§ **EXERCISE DATA**:

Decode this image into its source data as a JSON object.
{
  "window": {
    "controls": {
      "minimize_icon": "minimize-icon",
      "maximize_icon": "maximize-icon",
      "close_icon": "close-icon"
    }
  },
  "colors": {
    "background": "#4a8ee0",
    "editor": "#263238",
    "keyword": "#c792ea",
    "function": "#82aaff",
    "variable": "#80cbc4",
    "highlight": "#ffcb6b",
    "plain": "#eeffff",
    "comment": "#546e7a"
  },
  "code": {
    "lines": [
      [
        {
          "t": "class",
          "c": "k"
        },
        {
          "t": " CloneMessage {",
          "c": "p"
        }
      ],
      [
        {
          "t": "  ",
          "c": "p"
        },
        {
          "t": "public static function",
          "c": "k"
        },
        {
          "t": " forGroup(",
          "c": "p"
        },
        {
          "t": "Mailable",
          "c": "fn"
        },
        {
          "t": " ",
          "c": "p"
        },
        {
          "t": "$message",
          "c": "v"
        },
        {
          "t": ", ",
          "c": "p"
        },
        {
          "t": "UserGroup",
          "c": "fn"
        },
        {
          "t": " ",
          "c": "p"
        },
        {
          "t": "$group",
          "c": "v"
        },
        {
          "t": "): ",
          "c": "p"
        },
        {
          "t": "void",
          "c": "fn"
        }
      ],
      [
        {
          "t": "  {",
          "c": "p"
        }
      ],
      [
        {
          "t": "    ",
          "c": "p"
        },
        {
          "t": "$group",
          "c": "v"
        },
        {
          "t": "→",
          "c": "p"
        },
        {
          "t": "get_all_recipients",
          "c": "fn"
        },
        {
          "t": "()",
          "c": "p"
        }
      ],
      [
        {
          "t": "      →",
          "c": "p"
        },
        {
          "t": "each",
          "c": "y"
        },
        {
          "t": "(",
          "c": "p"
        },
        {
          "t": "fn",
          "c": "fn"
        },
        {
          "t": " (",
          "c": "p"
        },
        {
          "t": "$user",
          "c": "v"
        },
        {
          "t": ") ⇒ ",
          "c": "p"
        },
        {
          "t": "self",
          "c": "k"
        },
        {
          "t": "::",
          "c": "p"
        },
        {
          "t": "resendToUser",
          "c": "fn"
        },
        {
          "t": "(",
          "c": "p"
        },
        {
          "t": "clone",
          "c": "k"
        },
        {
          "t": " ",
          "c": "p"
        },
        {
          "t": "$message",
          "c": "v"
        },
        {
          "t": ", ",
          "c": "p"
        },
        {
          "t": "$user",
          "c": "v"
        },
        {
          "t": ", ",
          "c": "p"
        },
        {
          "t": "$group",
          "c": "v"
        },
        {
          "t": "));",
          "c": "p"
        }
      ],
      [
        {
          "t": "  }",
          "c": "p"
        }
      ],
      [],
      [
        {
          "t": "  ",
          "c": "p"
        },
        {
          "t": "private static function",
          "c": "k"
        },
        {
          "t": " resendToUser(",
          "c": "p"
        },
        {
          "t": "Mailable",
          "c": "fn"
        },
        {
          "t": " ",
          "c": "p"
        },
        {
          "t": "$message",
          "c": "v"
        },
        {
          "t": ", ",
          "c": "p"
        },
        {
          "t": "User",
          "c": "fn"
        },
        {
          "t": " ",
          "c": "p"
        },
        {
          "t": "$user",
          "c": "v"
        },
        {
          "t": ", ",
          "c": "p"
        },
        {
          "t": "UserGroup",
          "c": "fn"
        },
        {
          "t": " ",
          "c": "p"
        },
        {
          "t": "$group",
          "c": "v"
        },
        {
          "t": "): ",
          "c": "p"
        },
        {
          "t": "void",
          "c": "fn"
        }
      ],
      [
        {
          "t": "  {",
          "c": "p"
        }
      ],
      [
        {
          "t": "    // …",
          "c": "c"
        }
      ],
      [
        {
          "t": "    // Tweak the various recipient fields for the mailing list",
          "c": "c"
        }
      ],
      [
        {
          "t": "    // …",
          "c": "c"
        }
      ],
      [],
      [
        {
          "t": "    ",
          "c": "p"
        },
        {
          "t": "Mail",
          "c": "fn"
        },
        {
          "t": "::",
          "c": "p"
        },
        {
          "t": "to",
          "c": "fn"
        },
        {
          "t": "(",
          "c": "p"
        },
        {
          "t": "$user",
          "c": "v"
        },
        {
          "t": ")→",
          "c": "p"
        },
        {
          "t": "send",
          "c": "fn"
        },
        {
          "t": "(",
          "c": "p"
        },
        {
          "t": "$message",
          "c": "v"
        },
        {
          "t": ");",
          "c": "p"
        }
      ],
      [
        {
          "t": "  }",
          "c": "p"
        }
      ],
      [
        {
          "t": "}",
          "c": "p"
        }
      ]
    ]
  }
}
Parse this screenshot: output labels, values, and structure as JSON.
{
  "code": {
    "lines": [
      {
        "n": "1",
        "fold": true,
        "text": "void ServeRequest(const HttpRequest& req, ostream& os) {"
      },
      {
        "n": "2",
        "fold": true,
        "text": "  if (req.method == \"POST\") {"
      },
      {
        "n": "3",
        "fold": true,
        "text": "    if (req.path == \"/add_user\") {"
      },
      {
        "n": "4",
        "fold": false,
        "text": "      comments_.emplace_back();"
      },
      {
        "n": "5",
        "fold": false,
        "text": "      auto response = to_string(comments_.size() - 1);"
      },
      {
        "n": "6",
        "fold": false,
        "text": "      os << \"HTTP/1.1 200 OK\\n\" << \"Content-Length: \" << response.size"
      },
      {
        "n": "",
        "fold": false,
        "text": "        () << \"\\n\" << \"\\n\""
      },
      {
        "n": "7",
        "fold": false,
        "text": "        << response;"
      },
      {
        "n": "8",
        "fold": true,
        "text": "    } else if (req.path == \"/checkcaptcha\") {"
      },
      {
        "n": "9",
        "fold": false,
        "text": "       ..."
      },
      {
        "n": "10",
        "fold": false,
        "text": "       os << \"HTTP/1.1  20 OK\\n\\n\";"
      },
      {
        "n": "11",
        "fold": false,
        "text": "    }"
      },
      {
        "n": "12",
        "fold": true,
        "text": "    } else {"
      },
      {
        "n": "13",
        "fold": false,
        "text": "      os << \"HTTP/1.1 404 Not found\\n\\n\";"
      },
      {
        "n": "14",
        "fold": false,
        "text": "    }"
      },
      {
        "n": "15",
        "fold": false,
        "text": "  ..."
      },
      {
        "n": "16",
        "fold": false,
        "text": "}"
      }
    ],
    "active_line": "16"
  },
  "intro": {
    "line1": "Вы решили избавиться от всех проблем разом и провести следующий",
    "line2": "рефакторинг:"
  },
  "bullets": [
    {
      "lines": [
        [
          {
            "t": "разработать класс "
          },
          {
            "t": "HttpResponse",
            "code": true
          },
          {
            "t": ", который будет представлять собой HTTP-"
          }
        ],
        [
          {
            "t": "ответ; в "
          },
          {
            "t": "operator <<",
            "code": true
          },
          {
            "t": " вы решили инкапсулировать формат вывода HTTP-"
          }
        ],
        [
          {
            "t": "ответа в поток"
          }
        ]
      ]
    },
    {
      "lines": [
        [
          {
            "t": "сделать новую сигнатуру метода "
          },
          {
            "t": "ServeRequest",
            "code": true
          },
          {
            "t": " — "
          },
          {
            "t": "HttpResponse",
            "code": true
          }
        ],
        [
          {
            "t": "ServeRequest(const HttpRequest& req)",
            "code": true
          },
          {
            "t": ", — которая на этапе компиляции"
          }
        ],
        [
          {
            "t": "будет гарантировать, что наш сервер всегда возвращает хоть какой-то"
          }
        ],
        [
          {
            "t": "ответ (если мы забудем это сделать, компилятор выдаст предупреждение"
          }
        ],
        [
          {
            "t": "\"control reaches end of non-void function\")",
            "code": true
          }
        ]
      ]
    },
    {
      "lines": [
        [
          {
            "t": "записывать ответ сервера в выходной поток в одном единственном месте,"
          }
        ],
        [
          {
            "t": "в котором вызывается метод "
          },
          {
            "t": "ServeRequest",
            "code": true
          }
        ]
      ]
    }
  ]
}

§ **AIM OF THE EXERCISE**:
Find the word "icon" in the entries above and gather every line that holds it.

§ **YOUR SOLUTION**:
      "minimize_icon": "minimize-icon",
      "maximize_icon": "maximize-icon",
      "close_icon": "close-icon"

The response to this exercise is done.